Using any form of tobacco is linked to an increased risk of infection with oral human papillomavirus (HPV) type 16, a sexually transmitted virus that is known to cause cancers of the mouth and throat. The study shows HPV-16 infection is more common among those who have recently used tobacco or been exposed to tobacco, independent of sexual behavior. The study was published in JAMA.

HPV 16 is thought to be the cause of the increase in oropharyngeal squamous cell cancers in the United States. According to the American Cancer Society (ACS), about 37,000 Americans will be diagnosed with an oropharyngeal or oral cavity cancer in 2014, and about 7,300 will die of the disease. While cancer rates in general are on the decline, having decreased by about 20% in the last 20 years, the rate of oral cancers in the United States has increased 225%.

Tobacco and alcohol are two of the strongest known risk factors for oral cancers and HPV 16 has also been previously linked to these cancers, according to the ACS. Men are more likely to be infected with HPV 16. Most people infected have no symptoms, and only a small fraction of those infected will go on to develop oropharyngeal cancer. HPV 16 is found in about 80% of all cancers of the throat and is typically transmitted through oral sex.

The current study found that the chance of being infected with HPV 16 increases with increased tobacco use. According to the study authors, three cigarettes a day can increase the risk of HPV infection by almost 30%.

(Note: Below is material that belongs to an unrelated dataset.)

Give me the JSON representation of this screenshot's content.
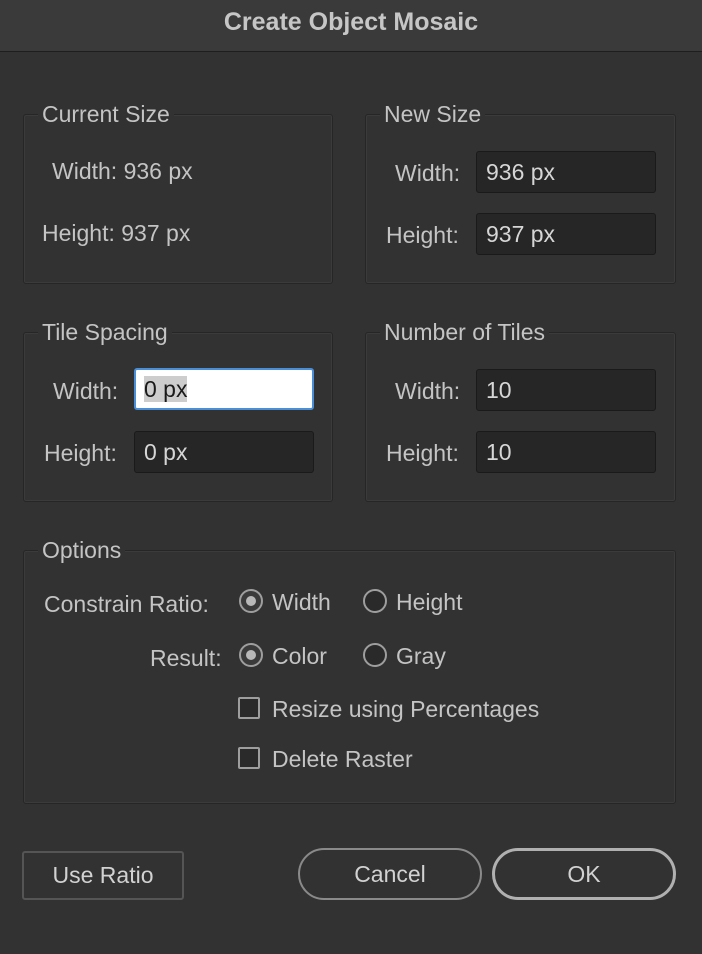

“It appears that tobacco exposure increases the likelihood of having oral HPV-16 infection, and although we do not yet know why, we suspect that the virus may not be cleared from the body as easily in people who use tobacco,” said study author Gypsyamber D’Souza, PhD, MPH, MS, an associate professor of epidemiology at the Johns Hopkins Bloomberg School of Public Health and Johns Hopkins Sidney Kimmel Comprehensive Cancer Center, in a statement.

Following on prior observations that the number of cigarettes smoked daily correlated with oral HPV infection, D’Souza and colleagues analyzed participants of the National Health and Nutrition Examination Survey (NHANES), a cross-sectional sample of the US population, to investigate the correlation further. Tobacco use and sexual behavior history information was gathered using self-reported surveys. Participants, all between the ages of 18 and 59, underwent oral HPV DNA testing.

Of the 6,887 participants analyzed, 2,012 (28.6%) were current tobacco users and were more likely than non-users to be male, younger, and less educated. Sixty-three (1.0%) of the subjects had detectable oral HPV 16. Oral HPV-16 prevalence was greater in those who were current tobacco users (2.0%) compared with former or never users (0.6%; P = .004).

The study also analyzed biomarkers of recent tobacco use-serum cotinine, a major nicotine metabolite, and 4-(Methylnitrosamino)-1-(3-pyridyl)-1-butanol (NNAL) in the urine, a tobacco-specific metabolite. There was a significant dose-response relationship between cotinine (P = .02) and NNAL levels (P = .01) and the chance of having an oral HPV-16 infection. Each blood increase in cotinine, equivalent to about three cigarettes per day, was independently associated with oral HPV-16 prevalence (adjusted odds ratio of 1.31).

“These findings highlight the need to evaluate the role of tobacco in the natural history of oral HPV-16 infection and progression to malignancy,” stated the authors, emphasizing that although the data show an independent relationship between HPV-16 infection and tobacco, oral sex behavior somehow plays a role. Whether those who use tobacco are more likely to engage in oral sex behaviors and have a higher risk of HPV 16 is something that needs to be tested.